> **YOUR GOAL**: Each line of the data below containing "Mexican" needs to be listed.

(Items from an interface collection)
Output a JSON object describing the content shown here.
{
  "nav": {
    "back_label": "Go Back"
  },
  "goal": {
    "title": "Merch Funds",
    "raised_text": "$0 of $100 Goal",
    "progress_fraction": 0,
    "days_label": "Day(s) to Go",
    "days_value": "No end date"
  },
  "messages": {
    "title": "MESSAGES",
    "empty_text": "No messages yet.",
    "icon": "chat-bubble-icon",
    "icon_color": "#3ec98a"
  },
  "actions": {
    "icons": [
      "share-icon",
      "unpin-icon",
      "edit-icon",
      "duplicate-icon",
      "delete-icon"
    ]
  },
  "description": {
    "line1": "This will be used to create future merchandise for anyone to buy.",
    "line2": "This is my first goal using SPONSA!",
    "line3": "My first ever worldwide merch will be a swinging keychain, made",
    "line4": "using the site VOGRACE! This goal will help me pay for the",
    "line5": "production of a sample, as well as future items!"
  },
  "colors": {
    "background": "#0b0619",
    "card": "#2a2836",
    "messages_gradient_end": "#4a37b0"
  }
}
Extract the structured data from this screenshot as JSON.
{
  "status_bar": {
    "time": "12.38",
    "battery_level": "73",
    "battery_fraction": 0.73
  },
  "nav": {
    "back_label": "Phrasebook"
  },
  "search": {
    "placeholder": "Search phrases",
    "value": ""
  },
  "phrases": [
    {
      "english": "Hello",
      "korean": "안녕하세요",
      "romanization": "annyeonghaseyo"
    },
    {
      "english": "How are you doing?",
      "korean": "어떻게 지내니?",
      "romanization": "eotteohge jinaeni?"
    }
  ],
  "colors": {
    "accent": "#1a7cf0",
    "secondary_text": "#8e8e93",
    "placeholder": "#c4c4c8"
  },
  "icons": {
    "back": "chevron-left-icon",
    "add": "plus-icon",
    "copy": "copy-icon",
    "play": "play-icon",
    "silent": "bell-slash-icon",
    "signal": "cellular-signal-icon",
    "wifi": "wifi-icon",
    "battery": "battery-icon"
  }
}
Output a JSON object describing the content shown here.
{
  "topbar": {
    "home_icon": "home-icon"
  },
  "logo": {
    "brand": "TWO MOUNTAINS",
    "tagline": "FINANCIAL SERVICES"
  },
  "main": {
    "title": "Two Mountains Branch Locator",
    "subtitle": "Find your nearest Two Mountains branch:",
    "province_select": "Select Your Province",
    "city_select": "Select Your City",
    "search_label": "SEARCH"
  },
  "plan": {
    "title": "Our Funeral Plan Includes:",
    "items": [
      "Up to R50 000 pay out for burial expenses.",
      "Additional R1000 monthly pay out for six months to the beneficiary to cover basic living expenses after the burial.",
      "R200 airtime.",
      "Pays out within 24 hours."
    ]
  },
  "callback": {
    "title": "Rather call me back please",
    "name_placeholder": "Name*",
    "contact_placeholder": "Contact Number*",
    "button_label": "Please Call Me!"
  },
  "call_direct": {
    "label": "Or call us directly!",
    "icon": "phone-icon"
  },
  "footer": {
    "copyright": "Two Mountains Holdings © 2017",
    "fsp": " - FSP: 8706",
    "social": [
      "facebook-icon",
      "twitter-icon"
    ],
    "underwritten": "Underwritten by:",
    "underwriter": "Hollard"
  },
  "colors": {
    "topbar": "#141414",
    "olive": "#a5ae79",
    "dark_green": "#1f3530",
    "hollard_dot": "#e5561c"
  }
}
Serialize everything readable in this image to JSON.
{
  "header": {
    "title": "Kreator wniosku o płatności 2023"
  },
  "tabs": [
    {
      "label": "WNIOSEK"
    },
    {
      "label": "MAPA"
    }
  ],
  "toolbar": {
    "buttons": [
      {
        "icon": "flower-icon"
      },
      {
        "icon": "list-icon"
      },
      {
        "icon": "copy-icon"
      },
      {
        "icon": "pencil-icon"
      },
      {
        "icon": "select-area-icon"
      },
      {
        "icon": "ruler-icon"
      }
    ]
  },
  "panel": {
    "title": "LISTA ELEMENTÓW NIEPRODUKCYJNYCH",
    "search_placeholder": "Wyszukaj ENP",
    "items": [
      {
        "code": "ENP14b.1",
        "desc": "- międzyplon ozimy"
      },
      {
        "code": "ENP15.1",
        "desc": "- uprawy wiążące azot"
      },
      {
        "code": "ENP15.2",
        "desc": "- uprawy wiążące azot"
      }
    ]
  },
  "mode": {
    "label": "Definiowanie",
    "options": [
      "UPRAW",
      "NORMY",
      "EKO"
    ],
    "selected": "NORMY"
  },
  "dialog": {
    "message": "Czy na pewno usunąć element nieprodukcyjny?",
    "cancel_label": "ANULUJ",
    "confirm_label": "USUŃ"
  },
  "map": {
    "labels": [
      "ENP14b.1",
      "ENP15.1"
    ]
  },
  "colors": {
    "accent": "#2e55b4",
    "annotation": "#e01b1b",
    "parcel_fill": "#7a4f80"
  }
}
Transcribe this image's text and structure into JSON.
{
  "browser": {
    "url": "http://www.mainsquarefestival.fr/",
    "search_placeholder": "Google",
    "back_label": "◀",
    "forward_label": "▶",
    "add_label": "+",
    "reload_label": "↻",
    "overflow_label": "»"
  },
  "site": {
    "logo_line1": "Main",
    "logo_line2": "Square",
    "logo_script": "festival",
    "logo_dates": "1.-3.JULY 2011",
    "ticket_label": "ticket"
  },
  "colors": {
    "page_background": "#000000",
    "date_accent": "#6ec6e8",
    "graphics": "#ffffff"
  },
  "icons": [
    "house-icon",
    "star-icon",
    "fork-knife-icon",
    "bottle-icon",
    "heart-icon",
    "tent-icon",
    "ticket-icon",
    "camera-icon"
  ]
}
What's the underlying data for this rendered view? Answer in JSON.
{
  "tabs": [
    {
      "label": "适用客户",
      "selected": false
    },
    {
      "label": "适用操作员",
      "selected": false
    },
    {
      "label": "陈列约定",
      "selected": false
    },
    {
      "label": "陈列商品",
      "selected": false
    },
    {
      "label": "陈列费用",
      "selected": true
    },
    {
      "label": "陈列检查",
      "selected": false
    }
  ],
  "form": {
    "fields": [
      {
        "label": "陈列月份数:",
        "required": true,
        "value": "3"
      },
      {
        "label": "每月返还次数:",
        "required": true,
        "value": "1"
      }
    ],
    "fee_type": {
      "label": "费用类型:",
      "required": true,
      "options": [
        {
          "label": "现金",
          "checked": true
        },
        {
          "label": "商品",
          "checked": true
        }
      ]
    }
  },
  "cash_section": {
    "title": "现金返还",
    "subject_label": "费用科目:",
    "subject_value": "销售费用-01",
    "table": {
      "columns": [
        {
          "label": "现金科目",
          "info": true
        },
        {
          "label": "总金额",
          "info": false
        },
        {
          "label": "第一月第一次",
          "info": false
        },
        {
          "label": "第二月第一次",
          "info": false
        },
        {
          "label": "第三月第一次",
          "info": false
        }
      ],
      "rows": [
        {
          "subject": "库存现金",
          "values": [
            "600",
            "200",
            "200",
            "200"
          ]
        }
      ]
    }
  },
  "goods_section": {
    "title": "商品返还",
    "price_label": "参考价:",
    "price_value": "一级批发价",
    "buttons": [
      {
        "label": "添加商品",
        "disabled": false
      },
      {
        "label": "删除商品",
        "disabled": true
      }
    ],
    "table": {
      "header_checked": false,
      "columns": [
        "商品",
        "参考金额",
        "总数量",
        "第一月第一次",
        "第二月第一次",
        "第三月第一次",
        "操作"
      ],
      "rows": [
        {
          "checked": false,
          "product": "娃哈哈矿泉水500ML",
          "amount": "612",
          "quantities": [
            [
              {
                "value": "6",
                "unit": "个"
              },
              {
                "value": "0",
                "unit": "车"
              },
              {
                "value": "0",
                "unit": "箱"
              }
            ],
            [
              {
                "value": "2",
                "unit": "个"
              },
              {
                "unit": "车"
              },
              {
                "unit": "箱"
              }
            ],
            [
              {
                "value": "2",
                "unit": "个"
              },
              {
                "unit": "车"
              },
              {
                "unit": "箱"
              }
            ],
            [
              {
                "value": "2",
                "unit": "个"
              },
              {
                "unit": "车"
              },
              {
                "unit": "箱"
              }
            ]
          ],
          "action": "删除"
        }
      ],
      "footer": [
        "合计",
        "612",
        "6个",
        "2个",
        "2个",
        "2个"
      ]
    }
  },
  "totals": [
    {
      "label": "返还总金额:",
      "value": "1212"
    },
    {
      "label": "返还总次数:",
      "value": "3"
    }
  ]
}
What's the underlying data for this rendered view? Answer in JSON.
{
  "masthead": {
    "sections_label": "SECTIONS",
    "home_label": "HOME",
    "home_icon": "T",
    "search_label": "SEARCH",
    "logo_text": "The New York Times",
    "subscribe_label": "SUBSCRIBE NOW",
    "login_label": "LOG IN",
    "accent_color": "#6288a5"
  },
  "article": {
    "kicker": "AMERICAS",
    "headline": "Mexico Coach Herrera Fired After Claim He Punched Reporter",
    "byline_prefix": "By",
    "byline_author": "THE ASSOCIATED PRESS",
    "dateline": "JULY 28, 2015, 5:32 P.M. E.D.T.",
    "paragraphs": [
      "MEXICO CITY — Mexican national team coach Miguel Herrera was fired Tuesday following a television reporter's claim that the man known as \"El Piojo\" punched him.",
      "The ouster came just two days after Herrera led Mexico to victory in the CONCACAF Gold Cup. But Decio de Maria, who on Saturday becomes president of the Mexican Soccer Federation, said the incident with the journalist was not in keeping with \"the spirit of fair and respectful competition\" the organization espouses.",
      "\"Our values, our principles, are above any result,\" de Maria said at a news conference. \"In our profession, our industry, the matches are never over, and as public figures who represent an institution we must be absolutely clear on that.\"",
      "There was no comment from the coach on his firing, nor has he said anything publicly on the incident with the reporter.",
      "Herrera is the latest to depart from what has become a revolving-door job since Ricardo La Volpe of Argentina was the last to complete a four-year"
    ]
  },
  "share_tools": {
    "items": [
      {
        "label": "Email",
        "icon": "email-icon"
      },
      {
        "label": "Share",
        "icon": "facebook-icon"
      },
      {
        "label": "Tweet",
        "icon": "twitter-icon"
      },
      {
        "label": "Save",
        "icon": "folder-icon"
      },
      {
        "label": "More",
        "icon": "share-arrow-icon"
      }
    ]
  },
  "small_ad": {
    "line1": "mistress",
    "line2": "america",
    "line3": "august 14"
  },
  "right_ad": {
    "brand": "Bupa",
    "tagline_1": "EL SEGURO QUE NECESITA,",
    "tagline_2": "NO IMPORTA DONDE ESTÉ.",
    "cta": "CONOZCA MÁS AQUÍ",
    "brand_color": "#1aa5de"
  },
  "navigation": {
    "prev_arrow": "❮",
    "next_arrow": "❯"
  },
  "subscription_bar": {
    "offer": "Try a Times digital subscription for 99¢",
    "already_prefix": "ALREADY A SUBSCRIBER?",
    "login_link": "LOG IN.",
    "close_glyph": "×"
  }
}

> **ANSWER BELOW**:
      "MEXICO CITY — Mexican national team coach Miguel Herrera was fired Tuesday following a television reporter's claim that the man known as \"El Piojo\" punched him.",
      "The ouster came just two days after Herrera led Mexico to victory in the CONCACAF Gold Cup. But Decio de Maria, who on Saturday becomes president of the Mexican Soccer Federation, said the incident with the journalist was not in keeping with \"the spirit of fair and respectful competition\" the organization espouses.",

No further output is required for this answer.